**REQUIRED WORK:**
Note each line in the data below that holds "screenshot", and copy it.

**INFORMATION GIVEN:**
--------

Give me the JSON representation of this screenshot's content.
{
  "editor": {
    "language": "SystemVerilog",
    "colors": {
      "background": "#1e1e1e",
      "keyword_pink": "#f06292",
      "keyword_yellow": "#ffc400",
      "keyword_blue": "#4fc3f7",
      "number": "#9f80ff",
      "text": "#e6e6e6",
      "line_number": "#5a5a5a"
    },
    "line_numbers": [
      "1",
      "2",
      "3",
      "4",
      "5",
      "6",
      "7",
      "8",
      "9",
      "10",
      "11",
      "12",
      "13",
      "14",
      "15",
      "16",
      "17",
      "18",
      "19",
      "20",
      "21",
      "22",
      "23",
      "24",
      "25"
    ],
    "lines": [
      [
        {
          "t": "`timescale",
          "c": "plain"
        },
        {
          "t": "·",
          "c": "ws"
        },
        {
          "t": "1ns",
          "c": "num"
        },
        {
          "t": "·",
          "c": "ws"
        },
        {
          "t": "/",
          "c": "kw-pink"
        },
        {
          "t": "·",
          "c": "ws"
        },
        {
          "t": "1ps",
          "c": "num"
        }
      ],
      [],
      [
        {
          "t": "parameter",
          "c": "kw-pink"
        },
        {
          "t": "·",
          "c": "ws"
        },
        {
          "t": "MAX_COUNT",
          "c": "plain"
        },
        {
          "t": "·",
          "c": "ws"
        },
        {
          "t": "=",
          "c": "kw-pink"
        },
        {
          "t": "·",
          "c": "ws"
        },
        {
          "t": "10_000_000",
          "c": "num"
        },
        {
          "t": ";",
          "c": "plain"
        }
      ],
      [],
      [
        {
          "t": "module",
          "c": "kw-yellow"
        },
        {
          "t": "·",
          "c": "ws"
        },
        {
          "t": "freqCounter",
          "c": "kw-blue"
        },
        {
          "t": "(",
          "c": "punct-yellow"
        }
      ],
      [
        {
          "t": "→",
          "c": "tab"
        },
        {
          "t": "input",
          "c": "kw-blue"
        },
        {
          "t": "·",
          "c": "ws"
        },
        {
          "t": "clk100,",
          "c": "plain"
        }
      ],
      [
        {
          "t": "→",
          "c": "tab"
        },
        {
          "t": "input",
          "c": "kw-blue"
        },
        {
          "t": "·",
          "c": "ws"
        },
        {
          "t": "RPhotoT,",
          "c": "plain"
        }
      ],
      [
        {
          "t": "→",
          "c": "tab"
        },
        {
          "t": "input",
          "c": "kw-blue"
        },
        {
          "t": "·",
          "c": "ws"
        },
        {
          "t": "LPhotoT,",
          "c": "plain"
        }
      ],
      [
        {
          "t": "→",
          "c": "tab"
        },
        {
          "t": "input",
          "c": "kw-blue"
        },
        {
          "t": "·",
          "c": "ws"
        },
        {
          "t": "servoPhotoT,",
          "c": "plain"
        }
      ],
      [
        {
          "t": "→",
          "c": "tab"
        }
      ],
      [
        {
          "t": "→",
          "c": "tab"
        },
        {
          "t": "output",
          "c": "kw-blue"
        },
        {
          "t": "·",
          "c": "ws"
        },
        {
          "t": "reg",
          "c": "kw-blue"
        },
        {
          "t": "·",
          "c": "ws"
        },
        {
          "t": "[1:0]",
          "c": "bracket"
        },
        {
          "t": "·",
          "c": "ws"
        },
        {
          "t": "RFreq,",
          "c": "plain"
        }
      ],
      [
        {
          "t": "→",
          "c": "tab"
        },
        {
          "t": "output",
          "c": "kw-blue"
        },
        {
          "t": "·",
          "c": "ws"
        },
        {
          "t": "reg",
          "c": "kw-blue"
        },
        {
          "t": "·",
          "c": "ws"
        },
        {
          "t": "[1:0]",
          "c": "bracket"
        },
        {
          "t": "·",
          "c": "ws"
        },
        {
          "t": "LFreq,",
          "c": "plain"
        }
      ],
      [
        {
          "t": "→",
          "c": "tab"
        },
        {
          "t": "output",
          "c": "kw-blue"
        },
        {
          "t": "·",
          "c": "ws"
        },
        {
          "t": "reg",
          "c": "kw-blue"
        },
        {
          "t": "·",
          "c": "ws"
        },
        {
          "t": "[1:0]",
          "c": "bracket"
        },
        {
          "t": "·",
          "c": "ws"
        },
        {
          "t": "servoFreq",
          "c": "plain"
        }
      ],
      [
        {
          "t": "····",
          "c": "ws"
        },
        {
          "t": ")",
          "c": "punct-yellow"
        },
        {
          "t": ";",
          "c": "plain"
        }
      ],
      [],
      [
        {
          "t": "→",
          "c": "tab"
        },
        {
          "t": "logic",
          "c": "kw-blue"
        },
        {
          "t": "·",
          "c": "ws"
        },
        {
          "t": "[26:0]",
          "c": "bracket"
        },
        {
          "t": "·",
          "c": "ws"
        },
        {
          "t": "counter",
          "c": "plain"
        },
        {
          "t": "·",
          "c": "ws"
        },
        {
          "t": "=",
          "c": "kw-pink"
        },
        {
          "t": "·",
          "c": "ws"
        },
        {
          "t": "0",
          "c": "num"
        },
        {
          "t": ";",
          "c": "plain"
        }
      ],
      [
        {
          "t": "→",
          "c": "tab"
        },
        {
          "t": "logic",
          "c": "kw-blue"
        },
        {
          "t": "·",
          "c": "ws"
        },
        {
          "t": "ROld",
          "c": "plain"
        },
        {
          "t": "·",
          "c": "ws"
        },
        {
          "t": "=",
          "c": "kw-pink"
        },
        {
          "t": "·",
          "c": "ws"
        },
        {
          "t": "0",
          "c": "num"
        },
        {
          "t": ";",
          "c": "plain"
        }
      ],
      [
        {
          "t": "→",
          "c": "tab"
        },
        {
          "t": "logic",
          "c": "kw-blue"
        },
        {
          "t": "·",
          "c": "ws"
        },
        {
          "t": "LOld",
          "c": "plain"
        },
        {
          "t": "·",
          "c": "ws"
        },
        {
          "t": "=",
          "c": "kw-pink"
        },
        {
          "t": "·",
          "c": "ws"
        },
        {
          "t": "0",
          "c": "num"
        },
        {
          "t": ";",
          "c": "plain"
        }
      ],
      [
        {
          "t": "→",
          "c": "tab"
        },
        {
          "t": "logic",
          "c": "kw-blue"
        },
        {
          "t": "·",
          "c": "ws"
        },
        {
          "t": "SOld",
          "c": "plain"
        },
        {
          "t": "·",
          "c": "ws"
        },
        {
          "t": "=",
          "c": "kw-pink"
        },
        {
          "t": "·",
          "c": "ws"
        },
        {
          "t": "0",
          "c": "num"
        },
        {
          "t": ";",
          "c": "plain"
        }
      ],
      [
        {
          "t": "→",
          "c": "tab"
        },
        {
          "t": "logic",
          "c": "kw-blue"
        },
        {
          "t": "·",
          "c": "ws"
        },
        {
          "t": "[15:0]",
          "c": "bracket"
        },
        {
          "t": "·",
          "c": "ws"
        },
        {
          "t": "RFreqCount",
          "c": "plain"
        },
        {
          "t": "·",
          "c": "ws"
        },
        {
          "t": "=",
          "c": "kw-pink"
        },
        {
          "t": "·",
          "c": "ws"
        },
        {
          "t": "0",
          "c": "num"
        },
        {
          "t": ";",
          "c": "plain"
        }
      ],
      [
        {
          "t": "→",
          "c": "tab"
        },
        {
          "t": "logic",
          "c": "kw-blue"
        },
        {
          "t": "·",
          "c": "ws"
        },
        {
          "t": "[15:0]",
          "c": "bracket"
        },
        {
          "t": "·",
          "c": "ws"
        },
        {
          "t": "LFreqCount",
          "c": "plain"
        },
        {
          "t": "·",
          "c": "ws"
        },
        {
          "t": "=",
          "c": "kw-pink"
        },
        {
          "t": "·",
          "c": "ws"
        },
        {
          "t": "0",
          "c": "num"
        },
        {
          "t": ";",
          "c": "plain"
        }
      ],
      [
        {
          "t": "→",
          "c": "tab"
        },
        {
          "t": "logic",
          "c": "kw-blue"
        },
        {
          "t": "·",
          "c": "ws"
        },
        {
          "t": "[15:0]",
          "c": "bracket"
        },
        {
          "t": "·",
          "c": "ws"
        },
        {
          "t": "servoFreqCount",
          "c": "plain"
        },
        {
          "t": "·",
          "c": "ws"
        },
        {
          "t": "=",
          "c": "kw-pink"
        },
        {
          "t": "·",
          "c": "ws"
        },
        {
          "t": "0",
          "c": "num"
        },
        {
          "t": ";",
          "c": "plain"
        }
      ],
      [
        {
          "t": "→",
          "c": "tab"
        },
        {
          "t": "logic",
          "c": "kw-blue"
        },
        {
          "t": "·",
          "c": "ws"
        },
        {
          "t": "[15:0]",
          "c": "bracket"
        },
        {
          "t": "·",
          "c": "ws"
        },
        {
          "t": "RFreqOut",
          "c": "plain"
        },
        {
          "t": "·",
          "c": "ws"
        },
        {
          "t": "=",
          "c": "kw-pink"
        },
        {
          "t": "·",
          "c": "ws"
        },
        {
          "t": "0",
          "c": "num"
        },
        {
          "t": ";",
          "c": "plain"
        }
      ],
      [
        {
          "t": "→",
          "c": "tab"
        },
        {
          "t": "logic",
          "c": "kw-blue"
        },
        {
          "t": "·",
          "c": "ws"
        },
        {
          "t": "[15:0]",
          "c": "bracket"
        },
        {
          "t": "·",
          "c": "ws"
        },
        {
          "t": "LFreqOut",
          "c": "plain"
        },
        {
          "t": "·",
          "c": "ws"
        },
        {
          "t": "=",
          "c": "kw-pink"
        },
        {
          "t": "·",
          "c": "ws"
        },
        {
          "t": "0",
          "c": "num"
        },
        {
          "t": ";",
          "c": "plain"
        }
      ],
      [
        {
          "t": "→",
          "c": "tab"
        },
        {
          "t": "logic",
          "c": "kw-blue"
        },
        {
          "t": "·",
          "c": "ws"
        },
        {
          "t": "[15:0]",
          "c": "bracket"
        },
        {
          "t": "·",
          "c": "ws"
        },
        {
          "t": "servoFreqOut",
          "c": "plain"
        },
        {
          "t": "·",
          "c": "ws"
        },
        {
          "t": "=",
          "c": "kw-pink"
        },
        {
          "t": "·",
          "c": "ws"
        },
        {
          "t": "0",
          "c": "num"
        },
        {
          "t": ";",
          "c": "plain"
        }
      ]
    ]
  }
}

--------

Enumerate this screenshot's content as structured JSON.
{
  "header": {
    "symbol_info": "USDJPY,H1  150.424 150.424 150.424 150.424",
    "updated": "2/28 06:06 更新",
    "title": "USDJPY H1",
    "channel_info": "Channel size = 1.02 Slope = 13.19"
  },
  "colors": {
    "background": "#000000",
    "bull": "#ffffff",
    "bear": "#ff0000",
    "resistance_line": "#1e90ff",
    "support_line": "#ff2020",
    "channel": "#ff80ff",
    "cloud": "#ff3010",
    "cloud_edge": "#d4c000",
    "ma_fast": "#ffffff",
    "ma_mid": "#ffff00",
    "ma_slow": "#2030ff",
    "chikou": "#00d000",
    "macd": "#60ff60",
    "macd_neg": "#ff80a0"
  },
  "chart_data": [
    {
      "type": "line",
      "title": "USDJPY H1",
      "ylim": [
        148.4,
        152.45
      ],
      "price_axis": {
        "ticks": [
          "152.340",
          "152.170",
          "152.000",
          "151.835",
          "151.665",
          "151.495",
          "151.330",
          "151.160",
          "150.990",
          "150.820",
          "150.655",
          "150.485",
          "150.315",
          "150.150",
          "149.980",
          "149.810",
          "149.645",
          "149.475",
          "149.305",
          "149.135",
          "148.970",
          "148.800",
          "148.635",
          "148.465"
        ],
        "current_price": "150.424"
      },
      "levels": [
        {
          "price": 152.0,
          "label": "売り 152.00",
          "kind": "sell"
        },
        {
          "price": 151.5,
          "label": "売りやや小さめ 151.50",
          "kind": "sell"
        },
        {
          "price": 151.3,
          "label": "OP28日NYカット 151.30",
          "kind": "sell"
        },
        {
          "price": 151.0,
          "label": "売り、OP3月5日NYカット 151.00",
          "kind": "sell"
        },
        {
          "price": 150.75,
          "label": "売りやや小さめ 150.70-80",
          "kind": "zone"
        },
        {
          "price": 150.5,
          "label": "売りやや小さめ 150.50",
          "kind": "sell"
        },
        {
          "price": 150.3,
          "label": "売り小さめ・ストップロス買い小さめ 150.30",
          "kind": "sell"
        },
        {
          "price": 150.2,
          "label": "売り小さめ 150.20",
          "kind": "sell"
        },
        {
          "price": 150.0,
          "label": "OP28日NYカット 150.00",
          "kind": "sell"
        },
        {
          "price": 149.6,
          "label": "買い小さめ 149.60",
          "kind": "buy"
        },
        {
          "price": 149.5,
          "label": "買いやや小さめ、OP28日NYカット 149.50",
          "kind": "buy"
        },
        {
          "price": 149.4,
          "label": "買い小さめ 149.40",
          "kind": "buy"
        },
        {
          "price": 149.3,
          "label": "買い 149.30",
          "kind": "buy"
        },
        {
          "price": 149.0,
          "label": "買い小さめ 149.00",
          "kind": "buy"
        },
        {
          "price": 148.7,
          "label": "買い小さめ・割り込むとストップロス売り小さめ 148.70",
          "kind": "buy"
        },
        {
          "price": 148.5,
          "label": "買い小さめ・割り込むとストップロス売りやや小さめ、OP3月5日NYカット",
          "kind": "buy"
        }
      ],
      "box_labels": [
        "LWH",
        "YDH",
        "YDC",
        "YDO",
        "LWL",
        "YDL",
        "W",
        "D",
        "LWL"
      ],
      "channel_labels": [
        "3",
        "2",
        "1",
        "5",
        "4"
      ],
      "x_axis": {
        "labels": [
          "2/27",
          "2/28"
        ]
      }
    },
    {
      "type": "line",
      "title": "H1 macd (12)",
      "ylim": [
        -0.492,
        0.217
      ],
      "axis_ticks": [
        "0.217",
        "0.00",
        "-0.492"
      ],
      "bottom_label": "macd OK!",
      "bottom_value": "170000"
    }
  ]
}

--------

**SOLUTION TO THE PROBLEM:**
Give me the JSON representation of this screenshot's content.
Enumerate this screenshot's content as structured JSON.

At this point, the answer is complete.